(Data shown Opens)
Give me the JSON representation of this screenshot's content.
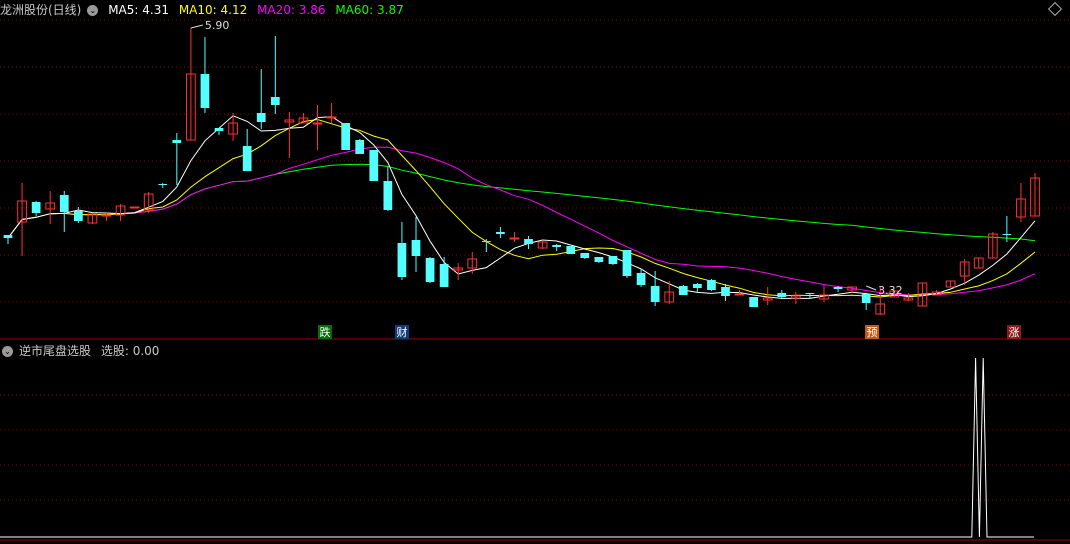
{
  "top_legend": {
    "stock_name": "龙洲股份(日线)",
    "ma5": "MA5: 4.31",
    "ma10": "MA10: 4.12",
    "ma20": "MA20: 3.86",
    "ma60": "MA60: 3.87"
  },
  "bottom_legend": {
    "indicator": "逆市尾盘选股",
    "value": "选股: 0.00"
  },
  "colors": {
    "up": "#ff3232",
    "down": "#54ffff",
    "ma5": "#ffffff",
    "ma10": "#ffff00",
    "ma20": "#ff00ff",
    "ma60": "#00ff00",
    "grid": "#8b0000",
    "signal": "#ffffff"
  },
  "chart_data": [
    {
      "type": "candlestick",
      "ohlc": [
        [
          3.83,
          3.83,
          3.74,
          3.8
        ],
        [
          3.96,
          4.35,
          3.62,
          4.17
        ],
        [
          4.16,
          4.17,
          4.02,
          4.05
        ],
        [
          4.09,
          4.27,
          3.94,
          4.15
        ],
        [
          4.23,
          4.27,
          3.86,
          4.06
        ],
        [
          4.07,
          4.11,
          3.95,
          3.97
        ],
        [
          3.95,
          4.05,
          3.94,
          4.04
        ],
        [
          4.02,
          4.05,
          3.97,
          4.03
        ],
        [
          4.03,
          4.14,
          3.97,
          4.12
        ],
        [
          4.11,
          4.11,
          4.11,
          4.11
        ],
        [
          4.08,
          4.26,
          4.05,
          4.24
        ],
        [
          4.34,
          4.35,
          4.3,
          4.33
        ],
        [
          4.78,
          4.85,
          4.33,
          4.75
        ],
        [
          4.78,
          5.9,
          4.78,
          5.44
        ],
        [
          5.44,
          5.81,
          5.05,
          5.1
        ],
        [
          4.9,
          4.9,
          4.83,
          4.87
        ],
        [
          4.84,
          5.05,
          4.77,
          4.95
        ],
        [
          4.72,
          4.89,
          4.49,
          4.47
        ],
        [
          5.05,
          5.49,
          4.89,
          4.96
        ],
        [
          5.21,
          5.82,
          5.04,
          5.13
        ],
        [
          4.96,
          5.06,
          4.6,
          4.98
        ],
        [
          4.95,
          5.05,
          4.97,
          5.0
        ],
        [
          4.95,
          5.13,
          4.68,
          4.95
        ],
        [
          5.01,
          5.15,
          4.95,
          5.01
        ],
        [
          4.95,
          4.95,
          4.75,
          4.68
        ],
        [
          4.78,
          4.79,
          4.64,
          4.64
        ],
        [
          4.68,
          4.57,
          4.41,
          4.37
        ],
        [
          4.37,
          4.52,
          4.07,
          4.08
        ],
        [
          3.75,
          3.96,
          3.38,
          3.41
        ],
        [
          3.78,
          4.01,
          3.46,
          3.62
        ],
        [
          3.6,
          3.61,
          3.35,
          3.36
        ],
        [
          3.54,
          3.61,
          3.31,
          3.31
        ],
        [
          3.48,
          3.55,
          3.38,
          3.5
        ],
        [
          3.5,
          3.66,
          3.44,
          3.59
        ],
        [
          3.77,
          3.79,
          3.66,
          3.76
        ],
        [
          3.86,
          3.91,
          3.8,
          3.84
        ],
        [
          3.8,
          3.86,
          3.76,
          3.8
        ],
        [
          3.79,
          3.82,
          3.69,
          3.74
        ],
        [
          3.7,
          3.77,
          3.69,
          3.76
        ],
        [
          3.73,
          3.74,
          3.67,
          3.71
        ],
        [
          3.72,
          3.72,
          3.64,
          3.64
        ],
        [
          3.65,
          3.64,
          3.59,
          3.6
        ],
        [
          3.61,
          3.6,
          3.55,
          3.56
        ],
        [
          3.62,
          3.61,
          3.53,
          3.54
        ],
        [
          3.68,
          3.55,
          3.4,
          3.42
        ],
        [
          3.45,
          3.49,
          3.31,
          3.33
        ],
        [
          3.32,
          3.47,
          3.12,
          3.16
        ],
        [
          3.16,
          3.37,
          3.14,
          3.26
        ],
        [
          3.32,
          3.33,
          3.25,
          3.23
        ],
        [
          3.34,
          3.35,
          3.25,
          3.3
        ],
        [
          3.38,
          3.39,
          3.27,
          3.28
        ],
        [
          3.31,
          3.34,
          3.17,
          3.22
        ],
        [
          3.24,
          3.28,
          3.25,
          3.24
        ],
        [
          3.21,
          3.19,
          3.11,
          3.11
        ],
        [
          3.18,
          3.31,
          3.13,
          3.2
        ],
        [
          3.25,
          3.28,
          3.2,
          3.21
        ],
        [
          3.2,
          3.26,
          3.14,
          3.22
        ],
        [
          3.25,
          3.25,
          3.19,
          3.24
        ],
        [
          3.19,
          3.33,
          3.16,
          3.23
        ],
        [
          3.31,
          3.32,
          3.26,
          3.29
        ],
        [
          3.28,
          3.31,
          3.25,
          3.31
        ],
        [
          3.24,
          3.18,
          3.08,
          3.15
        ],
        [
          3.04,
          3.32,
          3.03,
          3.14
        ],
        [
          3.21,
          3.23,
          3.26,
          3.27
        ],
        [
          3.18,
          3.25,
          3.17,
          3.2
        ],
        [
          3.12,
          3.34,
          3.13,
          3.35
        ],
        [
          3.23,
          3.28,
          3.24,
          3.26
        ],
        [
          3.31,
          3.3,
          3.33,
          3.37
        ],
        [
          3.42,
          3.59,
          3.33,
          3.56
        ],
        [
          3.5,
          3.57,
          3.58,
          3.6
        ],
        [
          3.6,
          3.86,
          3.62,
          3.84
        ],
        [
          3.84,
          4.02,
          3.76,
          3.83
        ],
        [
          4.01,
          4.35,
          3.96,
          4.19
        ],
        [
          4.02,
          4.45,
          4.16,
          4.4
        ]
      ]
    },
    {
      "type": "line",
      "series": [
        {
          "name": "选股",
          "values": [
            0,
            0,
            1,
            0,
            1,
            0,
            0,
            0,
            0,
            0,
            0
          ]
        }
      ]
    }
  ],
  "labels": {
    "high": "5.90",
    "low": "3.32",
    "marker_die": "跌",
    "marker_cai": "财",
    "marker_yu": "预",
    "marker_zhang": "涨"
  }
}
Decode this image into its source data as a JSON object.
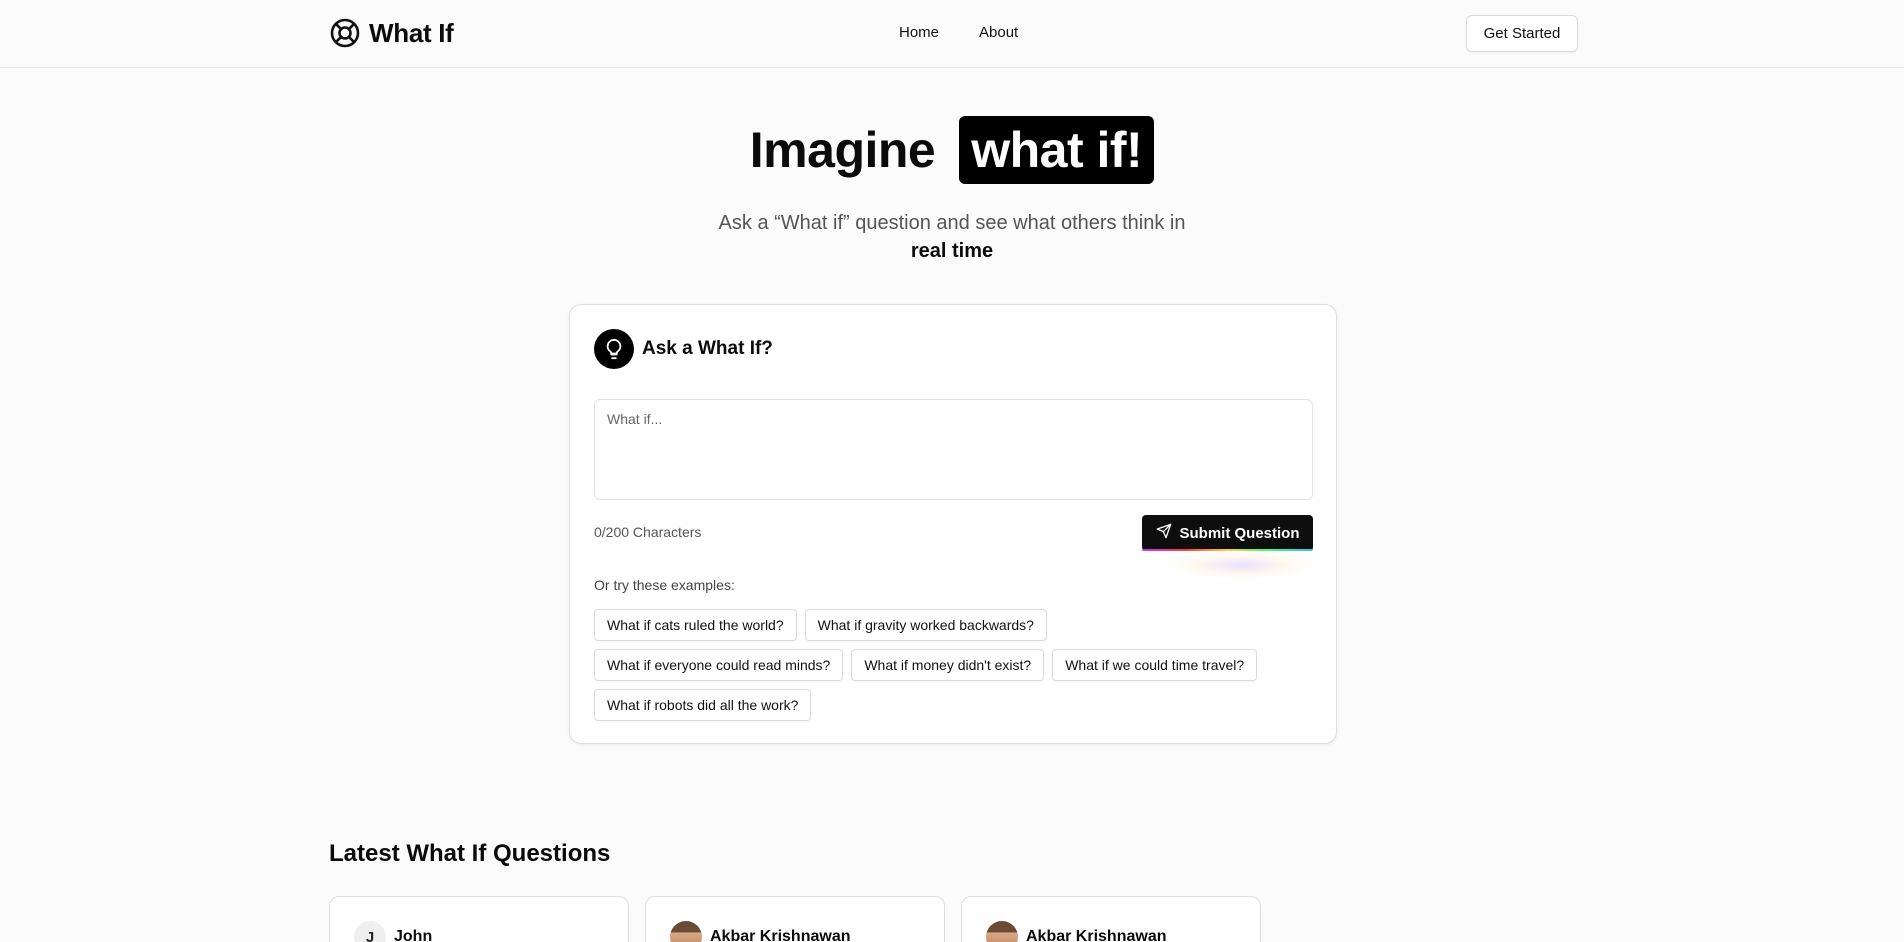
{
  "header": {
    "logo_text": "What If",
    "nav": [
      "Home",
      "About"
    ],
    "cta": "Get Started"
  },
  "hero": {
    "title_plain": "Imagine",
    "title_highlight": "what if!",
    "subtitle": "Ask a “What if” question and see what others think in",
    "subtitle_bold": "real time"
  },
  "ask_card": {
    "title": "Ask a What If?",
    "input_placeholder": "What if...",
    "input_value": "",
    "char_count": "0/200 Characters",
    "submit_label": "Submit Question",
    "examples_label": "Or try these examples:",
    "examples": [
      "What if cats ruled the world?",
      "What if gravity worked backwards?",
      "What if everyone could read minds?",
      "What if money didn't exist?",
      "What if we could time travel?",
      "What if robots did all the work?"
    ]
  },
  "latest": {
    "title": "Latest What If Questions",
    "questions": [
      {
        "user": "John",
        "avatar_initial": "J"
      },
      {
        "user": "Akbar Krishnawan"
      },
      {
        "user": "Akbar Krishnawan"
      }
    ]
  },
  "colors": {
    "background": "#fbfbfb",
    "primary": "#0e0e0e",
    "text_muted": "#555555"
  }
}
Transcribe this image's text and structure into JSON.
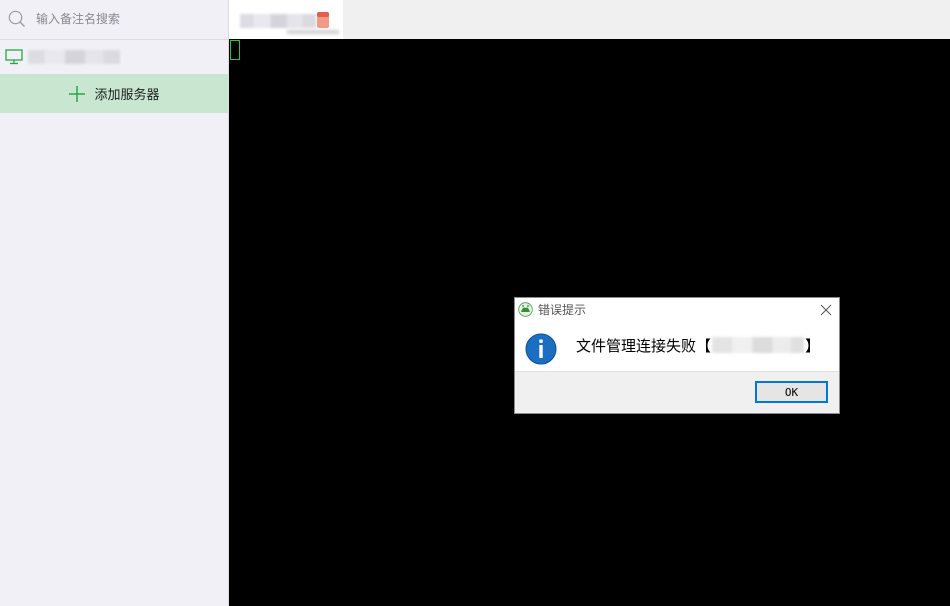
{
  "sidebar": {
    "search_placeholder": "输入备注名搜索",
    "add_server_label": "添加服务器"
  },
  "dialog": {
    "title": "错误提示",
    "message": "文件管理连接失败",
    "bracket_open": "【",
    "bracket_close": "】",
    "ok_label": "OK"
  },
  "icons": {
    "search": "search-icon",
    "server": "monitor-icon",
    "add": "plus-icon",
    "tab": "tab-icon",
    "dialog_app": "app-icon",
    "dialog_close": "close-icon",
    "dialog_info": "info-icon"
  },
  "colors": {
    "accent_green": "#2aa745",
    "add_button_bg": "#c8e6d0",
    "sidebar_bg": "#f0f0f6",
    "terminal_bg": "#000000",
    "cursor": "#22c83a",
    "info_blue": "#1b6ec2",
    "ok_border": "#0078d7"
  }
}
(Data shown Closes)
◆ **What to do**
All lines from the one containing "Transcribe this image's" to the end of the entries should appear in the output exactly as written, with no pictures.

◆ **Exercise response**
Transcribe this image's text and structure into JSON.
{
  "sidebar": {
    "search_placeholder": "输入备注名搜索",
    "add_server_label": "添加服务器"
  },
  "dialog": {
    "title": "错误提示",
    "message": "文件管理连接失败",
    "bracket_open": "【",
    "bracket_close": "】",
    "ok_label": "OK"
  },
  "icons": {
    "search": "search-icon",
    "server": "monitor-icon",
    "add": "plus-icon",
    "tab": "tab-icon",
    "dialog_app": "app-icon",
    "dialog_close": "close-icon",
    "dialog_info": "info-icon"
  },
  "colors": {
    "accent_green": "#2aa745",
    "add_button_bg": "#c8e6d0",
    "sidebar_bg": "#f0f0f6",
    "terminal_bg": "#000000",
    "cursor": "#22c83a",
    "info_blue": "#1b6ec2",
    "ok_border": "#0078d7"
  }
}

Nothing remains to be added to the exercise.